The entries below should appear again in your reply, word for word.
◆ ◆ ◆ ◆ ◆ ◆ ◆
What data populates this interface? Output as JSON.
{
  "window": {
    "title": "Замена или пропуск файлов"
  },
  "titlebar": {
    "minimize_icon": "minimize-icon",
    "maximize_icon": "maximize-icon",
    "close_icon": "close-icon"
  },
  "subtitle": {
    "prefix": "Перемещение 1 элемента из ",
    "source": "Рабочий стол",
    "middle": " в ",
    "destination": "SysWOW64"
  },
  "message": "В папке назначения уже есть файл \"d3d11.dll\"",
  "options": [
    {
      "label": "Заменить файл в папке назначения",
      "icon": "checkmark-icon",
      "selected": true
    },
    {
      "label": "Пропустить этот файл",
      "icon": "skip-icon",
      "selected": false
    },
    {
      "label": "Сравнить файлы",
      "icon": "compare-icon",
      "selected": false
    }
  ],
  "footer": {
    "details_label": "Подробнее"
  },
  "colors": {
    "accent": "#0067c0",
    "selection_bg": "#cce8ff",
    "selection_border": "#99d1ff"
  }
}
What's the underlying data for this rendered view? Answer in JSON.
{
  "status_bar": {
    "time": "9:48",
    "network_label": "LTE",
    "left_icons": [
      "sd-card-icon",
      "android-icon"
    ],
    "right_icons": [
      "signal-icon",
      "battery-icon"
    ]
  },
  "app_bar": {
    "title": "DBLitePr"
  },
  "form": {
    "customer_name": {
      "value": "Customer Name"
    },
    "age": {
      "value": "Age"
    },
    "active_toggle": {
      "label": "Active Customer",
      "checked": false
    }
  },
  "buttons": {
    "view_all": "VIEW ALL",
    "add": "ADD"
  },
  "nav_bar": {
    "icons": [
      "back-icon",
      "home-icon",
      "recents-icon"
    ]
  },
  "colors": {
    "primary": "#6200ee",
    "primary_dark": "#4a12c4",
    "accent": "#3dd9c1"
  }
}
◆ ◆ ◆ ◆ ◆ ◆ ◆
RESULT OF THIS EXERCISE
What data populates this interface? Output as JSON.
{
  "window": {
    "title": "Замена или пропуск файлов"
  },
  "titlebar": {
    "minimize_icon": "minimize-icon",
    "maximize_icon": "maximize-icon",
    "close_icon": "close-icon"
  },
  "subtitle": {
    "prefix": "Перемещение 1 элемента из ",
    "source": "Рабочий стол",
    "middle": " в ",
    "destination": "SysWOW64"
  },
  "message": "В папке назначения уже есть файл \"d3d11.dll\"",
  "options": [
    {
      "label": "Заменить файл в папке назначения",
      "icon": "checkmark-icon",
      "selected": true
    },
    {
      "label": "Пропустить этот файл",
      "icon": "skip-icon",
      "selected": false
    },
    {
      "label": "Сравнить файлы",
      "icon": "compare-icon",
      "selected": false
    }
  ],
  "footer": {
    "details_label": "Подробнее"
  },
  "colors": {
    "accent": "#0067c0",
    "selection_bg": "#cce8ff",
    "selection_border": "#99d1ff"
  }
}
What's the underlying data for this rendered view? Answer in JSON.
{
  "status_bar": {
    "time": "9:48",
    "network_label": "LTE",
    "left_icons": [
      "sd-card-icon",
      "android-icon"
    ],
    "right_icons": [
      "signal-icon",
      "battery-icon"
    ]
  },
  "app_bar": {
    "title": "DBLitePr"
  },
  "form": {
    "customer_name": {
      "value": "Customer Name"
    },
    "age": {
      "value": "Age"
    },
    "active_toggle": {
      "label": "Active Customer",
      "checked": false
    }
  },
  "buttons": {
    "view_all": "VIEW ALL",
    "add": "ADD"
  },
  "nav_bar": {
    "icons": [
      "back-icon",
      "home-icon",
      "recents-icon"
    ]
  },
  "colors": {
    "primary": "#6200ee",
    "primary_dark": "#4a12c4",
    "accent": "#3dd9c1"
  }
}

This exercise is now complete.